Anacle’s Simplicity suite of smart city management solutions are deployed in retail malls, schools, data centres, town councils, and even military camps, providing end-to-end field force automation and data analytics for maintenance, safety and supply chain operations.
4. Grow smart networks
Singapore’s smart ethos, ecosystem and partners are plugged into global networks, with prospects for synergy, scalability and export beyond its shores.
“Smart cities are really about a collaborative approach — not only in terms of the agencies within the cities themselves, but also between cities themselves — and I think that such collaboration will be one of the driving forces of future smart cities,” shares Mr Sorrell.
SEA’s networked smart cities are only getting smarter.
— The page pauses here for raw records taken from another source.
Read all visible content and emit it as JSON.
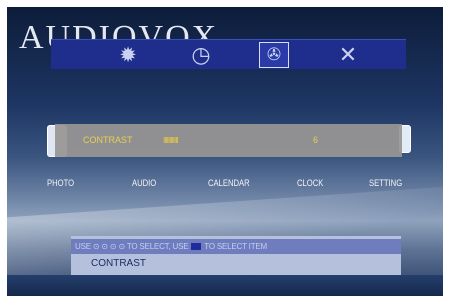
{
  "brand": {
    "text": "AUDIOVOX"
  },
  "menu": {
    "icons": [
      "gear-icon",
      "clock-icon",
      "film-reel-icon",
      "close-icon"
    ],
    "selected": "film-reel-icon"
  },
  "modes": [
    "PHOTO",
    "AUDIO",
    "CALENDAR",
    "CLOCK",
    "SETTING"
  ],
  "adjustment": {
    "label": "CONTRAST",
    "level_text": "IIIIIIIIIIII",
    "value": "6"
  },
  "help": {
    "hint_prefix": "USE ⊙ ⊙ ⊙ ⊙ TO SELECT, USE",
    "hint_suffix": "TO SELECT ITEM",
    "current_item": "CONTRAST"
  },
  "colors": {
    "menu_bar": "#1f2d8c",
    "highlight_text": "#e9cf4f",
    "hint_bar": "#6f7dbf",
    "help_panel": "#b5c1dc"
  }
}
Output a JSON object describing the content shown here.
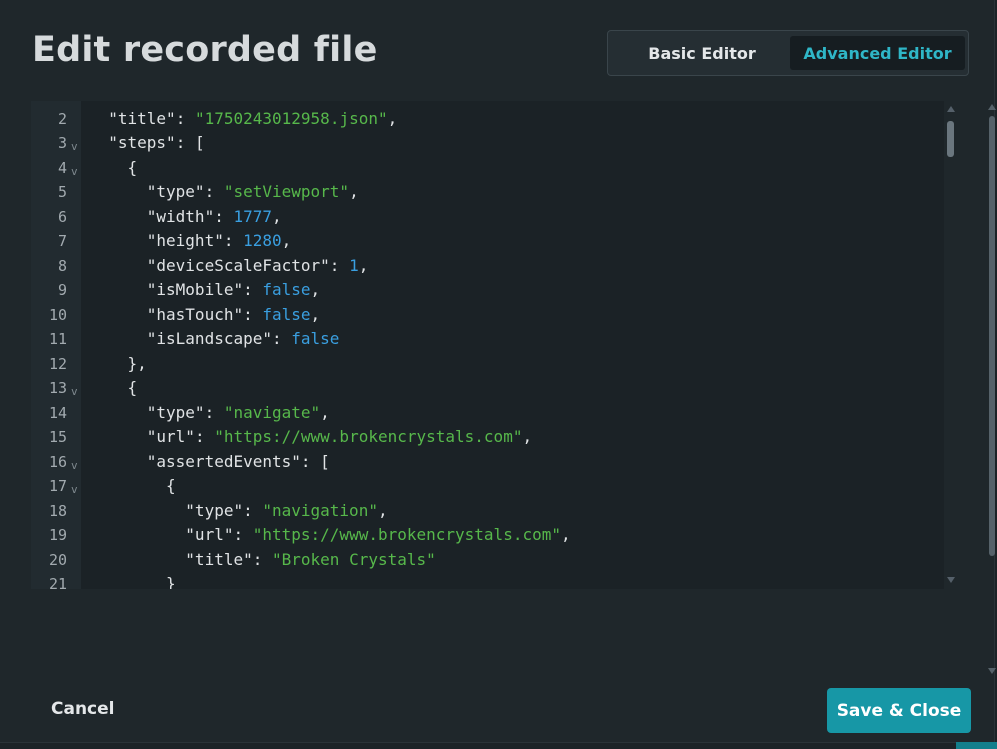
{
  "dialog": {
    "title": "Edit recorded file",
    "tabs": [
      {
        "label": "Basic Editor",
        "active": false
      },
      {
        "label": "Advanced Editor",
        "active": true
      }
    ],
    "cancel_label": "Cancel",
    "save_label": "Save & Close"
  },
  "colors": {
    "accent": "#1797a6",
    "active_tab_text": "#2fb6c7",
    "string": "#57b84b",
    "number": "#3a9fe0"
  },
  "editor": {
    "lines": [
      {
        "n": "2",
        "fold": false,
        "indent": 2,
        "tokens": [
          [
            "k",
            "\"title\""
          ],
          [
            "p",
            ": "
          ],
          [
            "s",
            "\"1750243012958.json\""
          ],
          [
            "p",
            ","
          ]
        ]
      },
      {
        "n": "3",
        "fold": true,
        "indent": 2,
        "tokens": [
          [
            "k",
            "\"steps\""
          ],
          [
            "p",
            ": ["
          ]
        ]
      },
      {
        "n": "4",
        "fold": true,
        "indent": 4,
        "tokens": [
          [
            "p",
            "{"
          ]
        ]
      },
      {
        "n": "5",
        "fold": false,
        "indent": 6,
        "tokens": [
          [
            "k",
            "\"type\""
          ],
          [
            "p",
            ": "
          ],
          [
            "s",
            "\"setViewport\""
          ],
          [
            "p",
            ","
          ]
        ]
      },
      {
        "n": "6",
        "fold": false,
        "indent": 6,
        "tokens": [
          [
            "k",
            "\"width\""
          ],
          [
            "p",
            ": "
          ],
          [
            "n",
            "1777"
          ],
          [
            "p",
            ","
          ]
        ]
      },
      {
        "n": "7",
        "fold": false,
        "indent": 6,
        "tokens": [
          [
            "k",
            "\"height\""
          ],
          [
            "p",
            ": "
          ],
          [
            "n",
            "1280"
          ],
          [
            "p",
            ","
          ]
        ]
      },
      {
        "n": "8",
        "fold": false,
        "indent": 6,
        "tokens": [
          [
            "k",
            "\"deviceScaleFactor\""
          ],
          [
            "p",
            ": "
          ],
          [
            "n",
            "1"
          ],
          [
            "p",
            ","
          ]
        ]
      },
      {
        "n": "9",
        "fold": false,
        "indent": 6,
        "tokens": [
          [
            "k",
            "\"isMobile\""
          ],
          [
            "p",
            ": "
          ],
          [
            "b",
            "false"
          ],
          [
            "p",
            ","
          ]
        ]
      },
      {
        "n": "10",
        "fold": false,
        "indent": 6,
        "tokens": [
          [
            "k",
            "\"hasTouch\""
          ],
          [
            "p",
            ": "
          ],
          [
            "b",
            "false"
          ],
          [
            "p",
            ","
          ]
        ]
      },
      {
        "n": "11",
        "fold": false,
        "indent": 6,
        "tokens": [
          [
            "k",
            "\"isLandscape\""
          ],
          [
            "p",
            ": "
          ],
          [
            "b",
            "false"
          ]
        ]
      },
      {
        "n": "12",
        "fold": false,
        "indent": 4,
        "tokens": [
          [
            "p",
            "},"
          ]
        ]
      },
      {
        "n": "13",
        "fold": true,
        "indent": 4,
        "tokens": [
          [
            "p",
            "{"
          ]
        ]
      },
      {
        "n": "14",
        "fold": false,
        "indent": 6,
        "tokens": [
          [
            "k",
            "\"type\""
          ],
          [
            "p",
            ": "
          ],
          [
            "s",
            "\"navigate\""
          ],
          [
            "p",
            ","
          ]
        ]
      },
      {
        "n": "15",
        "fold": false,
        "indent": 6,
        "tokens": [
          [
            "k",
            "\"url\""
          ],
          [
            "p",
            ": "
          ],
          [
            "s",
            "\"https://www.brokencrystals.com\""
          ],
          [
            "p",
            ","
          ]
        ]
      },
      {
        "n": "16",
        "fold": true,
        "indent": 6,
        "tokens": [
          [
            "k",
            "\"assertedEvents\""
          ],
          [
            "p",
            ": ["
          ]
        ]
      },
      {
        "n": "17",
        "fold": true,
        "indent": 8,
        "tokens": [
          [
            "p",
            "{"
          ]
        ]
      },
      {
        "n": "18",
        "fold": false,
        "indent": 10,
        "tokens": [
          [
            "k",
            "\"type\""
          ],
          [
            "p",
            ": "
          ],
          [
            "s",
            "\"navigation\""
          ],
          [
            "p",
            ","
          ]
        ]
      },
      {
        "n": "19",
        "fold": false,
        "indent": 10,
        "tokens": [
          [
            "k",
            "\"url\""
          ],
          [
            "p",
            ": "
          ],
          [
            "s",
            "\"https://www.brokencrystals.com\""
          ],
          [
            "p",
            ","
          ]
        ]
      },
      {
        "n": "20",
        "fold": false,
        "indent": 10,
        "tokens": [
          [
            "k",
            "\"title\""
          ],
          [
            "p",
            ": "
          ],
          [
            "s",
            "\"Broken Crystals\""
          ]
        ]
      },
      {
        "n": "21",
        "fold": false,
        "indent": 8,
        "tokens": [
          [
            "p",
            "}"
          ]
        ]
      }
    ]
  }
}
In 2018, the ASEAN Smart Cities Network (ASCN) was launched across 26 pilot cities, creating opportunities to share data and best practices, create open-source tools, and expand business networks.
ST Engineering, a global technology, defence and engineering group headquartered in Singapore, is leveraging such networks. The firm has completed over 500 smart city projects in 70 cities, and is an invited partner in the ASCN network. ST Engineering’s integrated smart city solutions suite, CitySense, tackles mass urbanisation demands such as road congestion, physical and cybersecurity threats, energy inefficiency and utility wastage, key challenges to be solved across SEA.
“Every city has unique demographics, physical, social or economic conditions, and it would not be feasible to expect a one-size-fits-all smart city solution,” says Mr Chew. “Instead, where cities and innovation ecosystem participants can learn from one another and collaborate, we can synergise and speed up the creation of urban solutions.”
For more information – https://www.edb.gov.sg/